verb (used without object), ges·tic·u·lat·ed, ges·tic·u·lat·ing.
verb (used with object), ges·tic·u·lat·ed, ges·tic·u·lat·ing.
- gestatorial chair,
Origin of gesticulate
Examples from the Web for gesticulate
We see them gesticulate as they relate their red adventures to one another.The Scalp Hunters|Mayne Reid
And straightway he began to gesticulate furiously and utter a raging torrent of words.The Well of Saint Clare|Anatole France
He did not gesticulate as much with his hands as with his head.Abraham Lincoln, Volume 2 (of 2)|William H. Herndon
Should a Speaker begin to gesticulate as soon as he begins his discourse?1001 Questions and Answers on Orthography and Reading|B. A. Hathaway
This admonition neither made the young girl called Montalais cease to laugh and gesticulate.Ten Years Later|Alexandre Dumas, Pere
Word Origin for gesticulate

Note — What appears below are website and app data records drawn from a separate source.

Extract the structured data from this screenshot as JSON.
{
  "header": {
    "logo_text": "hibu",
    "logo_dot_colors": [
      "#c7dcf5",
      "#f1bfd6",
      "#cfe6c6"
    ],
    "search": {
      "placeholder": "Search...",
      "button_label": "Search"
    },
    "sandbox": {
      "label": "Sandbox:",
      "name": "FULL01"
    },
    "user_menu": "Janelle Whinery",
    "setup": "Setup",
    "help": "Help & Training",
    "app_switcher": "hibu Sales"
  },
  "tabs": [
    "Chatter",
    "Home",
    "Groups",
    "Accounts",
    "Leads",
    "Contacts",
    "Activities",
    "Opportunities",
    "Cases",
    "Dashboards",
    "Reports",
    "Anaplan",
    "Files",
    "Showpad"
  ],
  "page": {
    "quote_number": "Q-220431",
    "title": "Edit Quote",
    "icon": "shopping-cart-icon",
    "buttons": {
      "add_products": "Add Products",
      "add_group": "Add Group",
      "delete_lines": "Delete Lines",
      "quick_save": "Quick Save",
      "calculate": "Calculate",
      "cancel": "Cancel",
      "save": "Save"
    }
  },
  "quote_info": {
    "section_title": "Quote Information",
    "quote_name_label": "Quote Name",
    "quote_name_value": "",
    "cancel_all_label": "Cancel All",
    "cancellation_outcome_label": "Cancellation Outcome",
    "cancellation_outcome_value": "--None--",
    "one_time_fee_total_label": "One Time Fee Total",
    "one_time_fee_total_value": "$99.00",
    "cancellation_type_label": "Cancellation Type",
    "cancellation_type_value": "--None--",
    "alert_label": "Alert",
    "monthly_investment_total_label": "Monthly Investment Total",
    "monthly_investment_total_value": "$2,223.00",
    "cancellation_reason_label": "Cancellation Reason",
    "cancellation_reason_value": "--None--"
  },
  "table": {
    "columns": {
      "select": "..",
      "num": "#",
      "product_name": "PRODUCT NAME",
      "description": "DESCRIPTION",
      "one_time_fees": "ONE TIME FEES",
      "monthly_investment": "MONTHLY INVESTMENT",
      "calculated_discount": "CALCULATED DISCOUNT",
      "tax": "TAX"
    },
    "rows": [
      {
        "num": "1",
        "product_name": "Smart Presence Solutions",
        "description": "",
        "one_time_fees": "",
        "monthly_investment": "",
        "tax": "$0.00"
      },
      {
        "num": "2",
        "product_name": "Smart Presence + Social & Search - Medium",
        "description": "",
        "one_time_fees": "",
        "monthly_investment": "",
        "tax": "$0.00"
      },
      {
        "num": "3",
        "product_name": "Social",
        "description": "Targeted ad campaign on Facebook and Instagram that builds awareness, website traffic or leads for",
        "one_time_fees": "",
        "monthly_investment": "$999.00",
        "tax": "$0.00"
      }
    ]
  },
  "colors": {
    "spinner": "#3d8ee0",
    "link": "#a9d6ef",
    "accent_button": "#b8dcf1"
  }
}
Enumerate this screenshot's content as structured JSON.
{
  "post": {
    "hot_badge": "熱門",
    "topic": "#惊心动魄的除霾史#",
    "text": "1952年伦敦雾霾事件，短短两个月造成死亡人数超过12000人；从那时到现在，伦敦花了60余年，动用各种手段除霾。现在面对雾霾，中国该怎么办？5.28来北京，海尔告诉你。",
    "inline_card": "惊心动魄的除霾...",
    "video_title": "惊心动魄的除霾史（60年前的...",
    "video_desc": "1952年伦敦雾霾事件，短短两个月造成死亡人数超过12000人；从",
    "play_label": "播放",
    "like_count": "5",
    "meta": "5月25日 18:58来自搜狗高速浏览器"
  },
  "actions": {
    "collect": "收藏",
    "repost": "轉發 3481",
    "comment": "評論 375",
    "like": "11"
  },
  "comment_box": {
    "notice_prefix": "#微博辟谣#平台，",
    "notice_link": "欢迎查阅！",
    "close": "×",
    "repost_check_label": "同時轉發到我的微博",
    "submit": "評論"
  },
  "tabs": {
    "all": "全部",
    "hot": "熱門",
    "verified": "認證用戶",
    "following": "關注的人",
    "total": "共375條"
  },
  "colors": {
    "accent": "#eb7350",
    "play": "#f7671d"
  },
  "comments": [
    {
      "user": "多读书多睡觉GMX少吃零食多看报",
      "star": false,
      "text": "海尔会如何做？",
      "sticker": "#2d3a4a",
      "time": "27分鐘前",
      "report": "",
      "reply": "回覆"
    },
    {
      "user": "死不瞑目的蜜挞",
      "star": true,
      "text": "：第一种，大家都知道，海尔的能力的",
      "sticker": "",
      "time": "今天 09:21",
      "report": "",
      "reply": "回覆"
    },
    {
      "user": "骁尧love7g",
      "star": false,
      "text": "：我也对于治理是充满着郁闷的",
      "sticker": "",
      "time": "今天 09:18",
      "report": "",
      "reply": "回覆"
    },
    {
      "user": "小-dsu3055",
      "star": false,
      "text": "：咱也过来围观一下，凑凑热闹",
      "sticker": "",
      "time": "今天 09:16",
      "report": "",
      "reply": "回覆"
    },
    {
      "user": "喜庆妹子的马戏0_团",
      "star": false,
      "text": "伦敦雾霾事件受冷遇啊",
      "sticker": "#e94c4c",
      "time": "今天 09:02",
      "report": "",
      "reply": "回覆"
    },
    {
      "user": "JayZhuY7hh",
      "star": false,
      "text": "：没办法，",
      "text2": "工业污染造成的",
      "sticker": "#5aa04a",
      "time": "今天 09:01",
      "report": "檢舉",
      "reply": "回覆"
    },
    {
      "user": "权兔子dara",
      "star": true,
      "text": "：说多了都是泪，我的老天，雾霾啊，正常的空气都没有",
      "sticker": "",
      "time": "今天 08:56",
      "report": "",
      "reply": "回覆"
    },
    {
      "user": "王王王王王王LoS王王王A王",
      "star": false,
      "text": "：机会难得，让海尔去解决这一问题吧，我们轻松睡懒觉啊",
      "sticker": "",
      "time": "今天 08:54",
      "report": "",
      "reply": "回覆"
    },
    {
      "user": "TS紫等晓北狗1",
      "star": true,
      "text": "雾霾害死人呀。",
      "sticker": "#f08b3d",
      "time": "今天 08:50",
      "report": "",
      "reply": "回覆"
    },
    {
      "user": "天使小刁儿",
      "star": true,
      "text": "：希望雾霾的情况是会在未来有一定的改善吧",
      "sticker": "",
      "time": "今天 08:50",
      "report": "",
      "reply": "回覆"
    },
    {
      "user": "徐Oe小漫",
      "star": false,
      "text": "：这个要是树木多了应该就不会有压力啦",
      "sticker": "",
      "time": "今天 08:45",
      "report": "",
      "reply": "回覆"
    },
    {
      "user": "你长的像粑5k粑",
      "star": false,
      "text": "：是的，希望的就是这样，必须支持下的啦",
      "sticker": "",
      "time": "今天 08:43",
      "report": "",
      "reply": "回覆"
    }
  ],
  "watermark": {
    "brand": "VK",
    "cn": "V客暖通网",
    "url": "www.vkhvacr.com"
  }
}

c.1600, from Latin gesticulatus, past participle of gesticulari "to gesture, mimic," from gesticulus "a mimicking gesture," diminutive of gestus "gesture, carriage, posture" (see gest). Related: Gesticulated; gesticulating.